Maurice River Township is a township in Cumberland County, New Jersey, United States. It is part of the Vineland-Millville- Bridgeton Primary Metropolitan Statistical Area for statistical purposes. As of the 2010 United States Census, the township's population was 7,976, reflecting an increase of 1,048 (+15.1%) from the 6,928 counted in the 2000 Census, which had in turn increased by 280 (+4.2%) from the 6,648 counted in the 1990 Census.
Maurice River Township was first formed as a precinct on January 19, 1748, and was incorporated by an Act of the New Jersey Legislature on February 21, 1798, as one of New Jersey's initial group of 104 townships. Portions of the township were taken to form Millville on March 1, 1866. It is a dry town where alcohol cannot be sold.
Originally called Wahatquenak by the local Lenni Lenape Native Americans, the Maurice River is said to be named for a local legend, in which a Dutch ship on the river, the Prince Maurice, was sunk by the local Native Americans in 1657. The land was surveyed by John Worledge and Thomas Budd, and the community of Dorchester was laid out. However, it was not until 1798 on that the township itself was established.
Port Elizabeth was established as a port of delivery by an Act of Congress in 1789, and trade was done directly with the West Indies for several years, until the 1830s, when trading was done more with Philadelphia, Pennsylvania and New York City. Dorchester and Leesburg were known for shipbuilding industry, and the A.J. Meerwald (the State Ship of New Jersey) was built in the shipyards of Dorchester. The village of Heislerville and its surroundings were known for their oystering industry until around 1957, when a parasitic disease called MSX crippled the oyster population of the river. The oystering industry has not recovered since.

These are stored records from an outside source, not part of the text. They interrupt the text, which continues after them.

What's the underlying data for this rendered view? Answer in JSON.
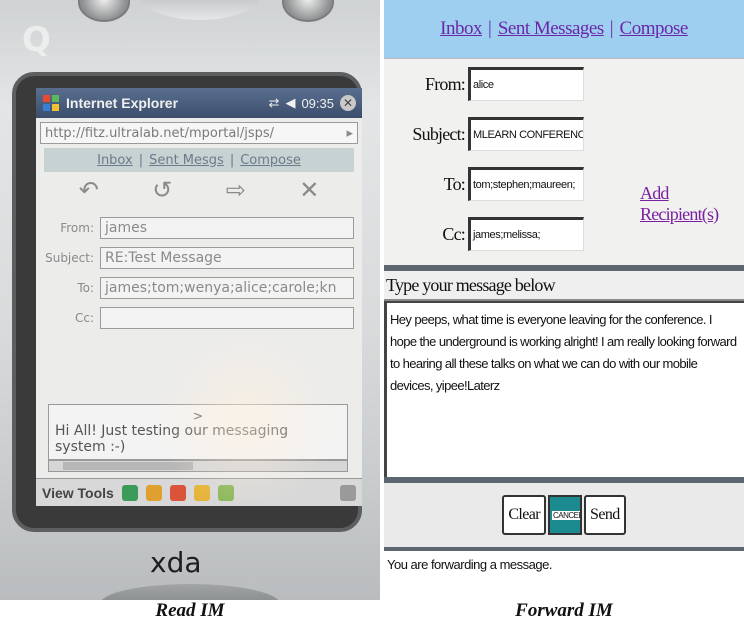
{
  "phone": {
    "browser_title": "Internet Explorer",
    "clock": "09:35",
    "address": "http://fitz.ultralab.net/mportal/jsps/",
    "nav": [
      "Inbox",
      "Sent Mesgs",
      "Compose"
    ],
    "from_label": "From:",
    "from_value": "james",
    "subject_label": "Subject:",
    "subject_value": "RE:Test Message",
    "to_label": "To:",
    "to_value": "james;tom;wenya;alice;carole;kn",
    "cc_label": "Cc:",
    "cc_value": "",
    "message_caret": ">",
    "message_text": "Hi All! Just testing our messaging system :-)",
    "toolbar_label": "View Tools",
    "brand": "xda"
  },
  "forward": {
    "nav": {
      "inbox": "Inbox",
      "sent": "Sent Messages",
      "compose": "Compose",
      "separator": "|"
    },
    "from_label": "From:",
    "from_value": "alice",
    "subject_label": "Subject:",
    "subject_value": "MLEARN CONFERENCE",
    "to_label": "To:",
    "to_value": "tom;stephen;maureen;",
    "cc_label": "Cc:",
    "cc_value": "james;melissa;",
    "add_recipients": "Add Recipient(s)",
    "message_header": "Type your message below",
    "message_body": "Hey peeps, what time is everyone leaving for the conference. I hope the underground is working alright! I am really looking forward to hearing all these talks on what we can do with our mobile devices, yipee!Laterz",
    "clear_button": "Clear",
    "cancel_button": "CANCEL",
    "send_button": "Send",
    "status_text": "You are forwarding a message."
  },
  "captions": {
    "left": "Read IM",
    "right": "Forward IM"
  }
}
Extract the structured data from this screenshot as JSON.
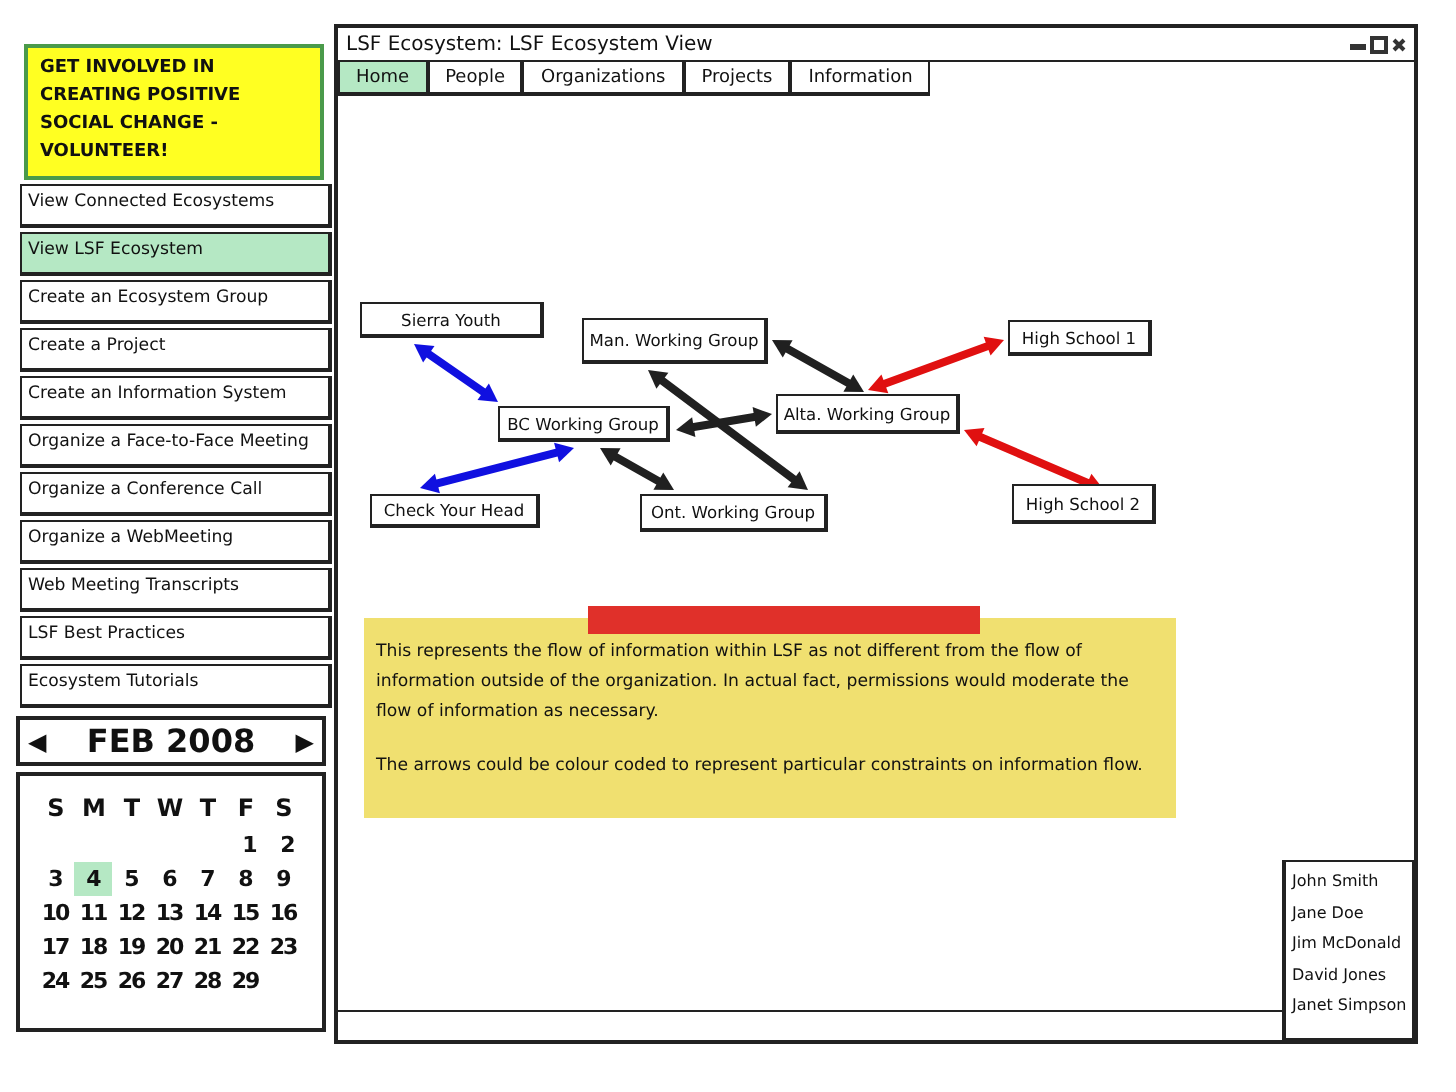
{
  "promo": {
    "text": "GET INVOLVED IN CREATING POSITIVE SOCIAL CHANGE - VOLUNTEER!"
  },
  "nav": [
    {
      "label": "View Connected Ecosystems",
      "selected": false
    },
    {
      "label": "View LSF Ecosystem",
      "selected": true
    },
    {
      "label": "Create an Ecosystem Group",
      "selected": false
    },
    {
      "label": "Create a Project",
      "selected": false
    },
    {
      "label": "Create an Information System",
      "selected": false
    },
    {
      "label": "Organize a Face-to-Face Meeting",
      "selected": false
    },
    {
      "label": "Organize a Conference Call",
      "selected": false
    },
    {
      "label": "Organize a WebMeeting",
      "selected": false
    },
    {
      "label": "Web Meeting Transcripts",
      "selected": false
    },
    {
      "label": "LSF Best Practices",
      "selected": false
    },
    {
      "label": "Ecosystem Tutorials",
      "selected": false
    }
  ],
  "calendar": {
    "prev": "◀",
    "month": "FEB 2008",
    "next": "▶",
    "weekdays": [
      "S",
      "M",
      "T",
      "W",
      "T",
      "F",
      "S"
    ],
    "weeks": [
      [
        {
          "day": "1",
          "selected": false
        },
        {
          "day": "2",
          "selected": false
        }
      ],
      [
        {
          "day": "3",
          "selected": false
        },
        {
          "day": "4",
          "selected": true
        },
        {
          "day": "5",
          "selected": false
        },
        {
          "day": "6",
          "selected": false
        },
        {
          "day": "7",
          "selected": false
        },
        {
          "day": "8",
          "selected": false
        },
        {
          "day": "9",
          "selected": false
        }
      ],
      [
        {
          "day": "10",
          "selected": false
        },
        {
          "day": "11",
          "selected": false
        },
        {
          "day": "12",
          "selected": false
        },
        {
          "day": "13",
          "selected": false
        },
        {
          "day": "14",
          "selected": false
        },
        {
          "day": "15",
          "selected": false
        },
        {
          "day": "16",
          "selected": false
        }
      ],
      [
        {
          "day": "17",
          "selected": false
        },
        {
          "day": "18",
          "selected": false
        },
        {
          "day": "19",
          "selected": false
        },
        {
          "day": "20",
          "selected": false
        },
        {
          "day": "21",
          "selected": false
        },
        {
          "day": "22",
          "selected": false
        },
        {
          "day": "23",
          "selected": false
        }
      ],
      [
        {
          "day": "24",
          "selected": false
        },
        {
          "day": "25",
          "selected": false
        },
        {
          "day": "26",
          "selected": false
        },
        {
          "day": "27",
          "selected": false
        },
        {
          "day": "28",
          "selected": false
        },
        {
          "day": "29",
          "selected": false
        }
      ]
    ]
  },
  "window": {
    "title": "LSF Ecosystem: LSF Ecosystem View"
  },
  "tabs": [
    {
      "label": "Home",
      "selected": true
    },
    {
      "label": "People",
      "selected": false
    },
    {
      "label": "Organizations",
      "selected": false
    },
    {
      "label": "Projects",
      "selected": false
    },
    {
      "label": "Information",
      "selected": false
    }
  ],
  "diagram": {
    "nodes": [
      {
        "label": "Sierra Youth"
      },
      {
        "label": "Man. Working Group"
      },
      {
        "label": "High School 1"
      },
      {
        "label": "BC Working Group"
      },
      {
        "label": "Alta. Working Group"
      },
      {
        "label": "Check Your Head"
      },
      {
        "label": "Ont. Working Group"
      },
      {
        "label": "High School 2"
      }
    ],
    "edges": [
      {
        "color": "#1010e0"
      },
      {
        "color": "#1010e0"
      },
      {
        "color": "#202020"
      },
      {
        "color": "#202020"
      },
      {
        "color": "#202020"
      },
      {
        "color": "#202020"
      },
      {
        "color": "#e01010"
      },
      {
        "color": "#e01010"
      }
    ]
  },
  "note": {
    "paragraphs": [
      "This represents the flow of information within LSF as not different from the flow of information outside of the organization. In actual fact, permissions would moderate the flow of information as necessary.",
      "The arrows could be colour coded to represent particular constraints on information flow."
    ]
  },
  "people": [
    "John Smith",
    "Jane Doe",
    "Jim McDonald",
    "David Jones",
    "Janet Simpson"
  ]
}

In 1993, the Maurice River and its tributaries were designated as the Maurice National Scenic and Recreational River by the Congress.